The thöpa damaru, often paired with the thighbone trumpet in ritual use, existed as part of traditional Bön ceremonies prior to the presence of Buddhism in Tibet. Traditionally, the crania would be gathered from a sky-burial (jhator) site, or charnel ground. It is the Tibetan belief that the body is nothing more than a vessel and, upon death, it should continue the cycle that is life; therefore, corpses are exposed to the elements, in order to decompose, in designated areas known as charnel grounds. The selection of skulls from charnal grounds, for use in making the damaru, traditionally involved several factors including age of the deceased, gender, and cause of death.

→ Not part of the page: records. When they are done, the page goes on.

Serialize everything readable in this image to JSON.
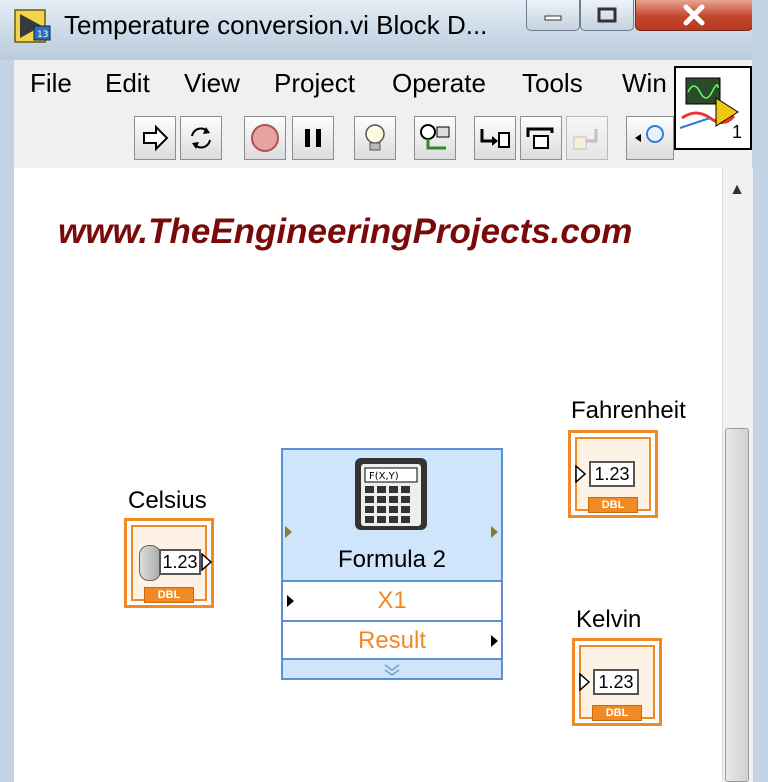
{
  "window": {
    "title": "Temperature conversion.vi Block D...",
    "controls": {
      "minimize": "minimize-icon",
      "maximize": "maximize-icon",
      "close": "close-icon"
    }
  },
  "menu": [
    "File",
    "Edit",
    "View",
    "Project",
    "Operate",
    "Tools",
    "Win"
  ],
  "toolbar": {
    "buttons": [
      "run-arrow-icon",
      "run-continuously-icon",
      "abort-icon",
      "pause-icon",
      "highlight-execution-icon",
      "retain-wire-values-icon",
      "step-into-icon",
      "step-over-icon",
      "step-out-icon",
      "search-icon"
    ]
  },
  "vi_icon": {
    "number": "1"
  },
  "diagram": {
    "watermark": "www.TheEngineeringProjects.com",
    "celsius": {
      "label": "Celsius",
      "value": "1.23",
      "type": "DBL"
    },
    "fahrenheit": {
      "label": "Fahrenheit",
      "value": "1.23",
      "type": "DBL"
    },
    "kelvin": {
      "label": "Kelvin",
      "value": "1.23",
      "type": "DBL"
    },
    "formula": {
      "title": "Formula 2",
      "input": "X1",
      "output": "Result",
      "icon_text": "F(X,Y)"
    }
  },
  "colors": {
    "terminal": "#f08a24",
    "formula_bg": "#cfe5fb",
    "formula_border": "#5d8fd4",
    "watermark": "#7a0a0a"
  }
}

Absolutely magnificent thöpa damaru are in excellent condition. Intact. Age-related wear and signs of use. Gorgeous patina. Dirt, dust and soot. Size approx. 14,6cm x 11,7cm x 8,3cm. Weight c. 210g.

Notice! All of our human osteolgical specimens are ex-medical/ anatomical educational samples or ethnographical seremonial artefacts (eg. kapalas). We don’t sell, buy, or pass on human osteological specimens with unknown origin whose characteristics do not meet the above criteria. Breach of the sanctity of the grave (Criminal Code of Finland, Criminal Law 563/1998, Chapter 17, Section 12).

References, sources and citations:

Damaru, Grinnell College Musical Instrument Collection (https://omeka-s.grinnell.edu/s/MusicalInstruments/item/5191).

Damaru, Dick Alastair and Mireille Helffer, 2014, GDMI v.2: 10-11.

Skull drum (Damaru) on Exhibit at the National Music Museum (http://collections.nmmusd.org/Tibet/1383/Damaru.html).

The Handbook of Tibetan Buddhist Symbols, Robert Beer  Serindia Publications, Inc., 2003.

Instruments of Burma, India, Nepal, Thailand and Tibet, Thomas E. Cross, M.M. Thesis, University of South Dakota, May 1983, pp. 73-75.

Ritual Drum (damaru), Cleveland Museum of Art. (https://www.clevelandart.org/art/1918.391)

Tibetan Rituals of Death: Buddhist funerary practices, Margaret Gouin, Published March 29, 2012 by Routledge.